Paul Richardson (6'1", 170, junior) has been arguably the best WR in the Pac-12 this season, catching 50 passes for 914 yards and 7 touchdowns. He's caught 15 passes that have gone for more than 20 yards and been one of few true deep threats in the conference. Richardson was one of the backpack/laptop thieves from CRN's last season as coach (along with Shaquille Richardson and Josh Shirley, both of whom are impact players from Arizona and Washington). Those three players all left UCLA to go to fellow Pac-12 schools and are showing why they were such big-time recruits. The Bruins could desperately use a deep threat of RIchardson's caliber, having a guy like that might have been enough to get past Stanford or Oregon.

Other than Richardson, the passing game has been much less impressive. Nelson Spruce (6'1", 205, sophomore) has caught 26 passes for 303 yards and 2 touchdowns. Tyler McCulloch is a huge target at 6'5", 210 and has caught 13 passes for 137 yards with one touchdown, keep an eye on the potential mismatch of Ishmael Adams on McCulloch because opponents with larger receivers have exploited Adams' size.

On the complete opposite end of the size spectrum, D.D. Goodson (12 passes for 203 yards and 2 TDs) comes in at just 5'6" and 170 pounds. He's a threat for a big play with a 75 yard reception on the year and 7 other 10+ yards plays.

The Buffaloes do not use their RBs or TEs very much in the passing game, so the linebacking core of the Bruins should be able to key the run and freely rush the passer.

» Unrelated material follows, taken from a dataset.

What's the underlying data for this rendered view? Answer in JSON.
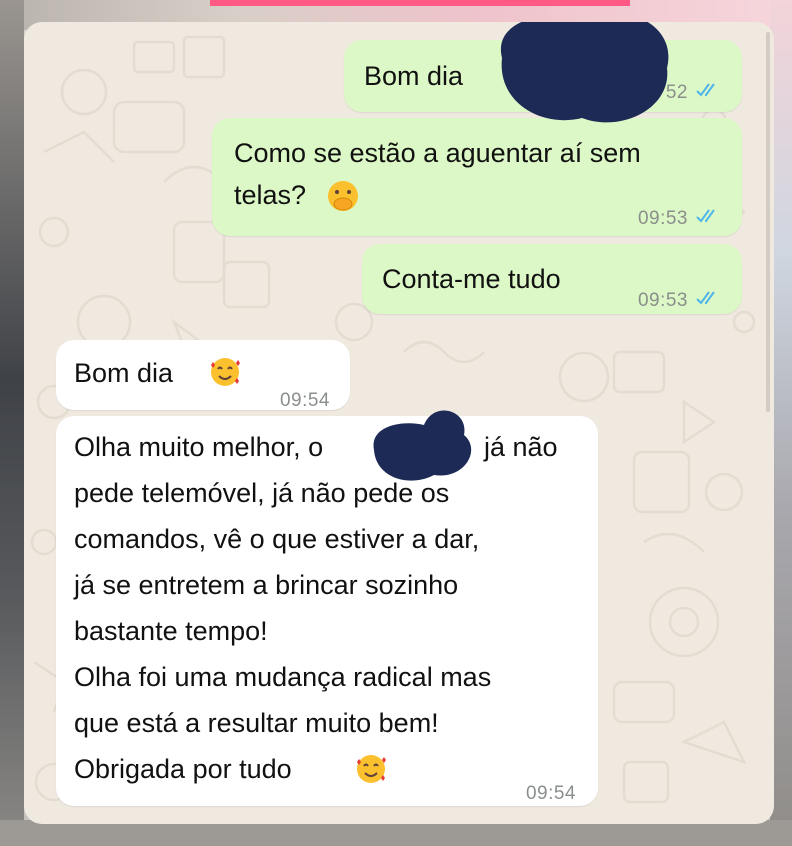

Would not be surprised for this to be UCLA's biggest sack day of the season for players not named Anthony Barr.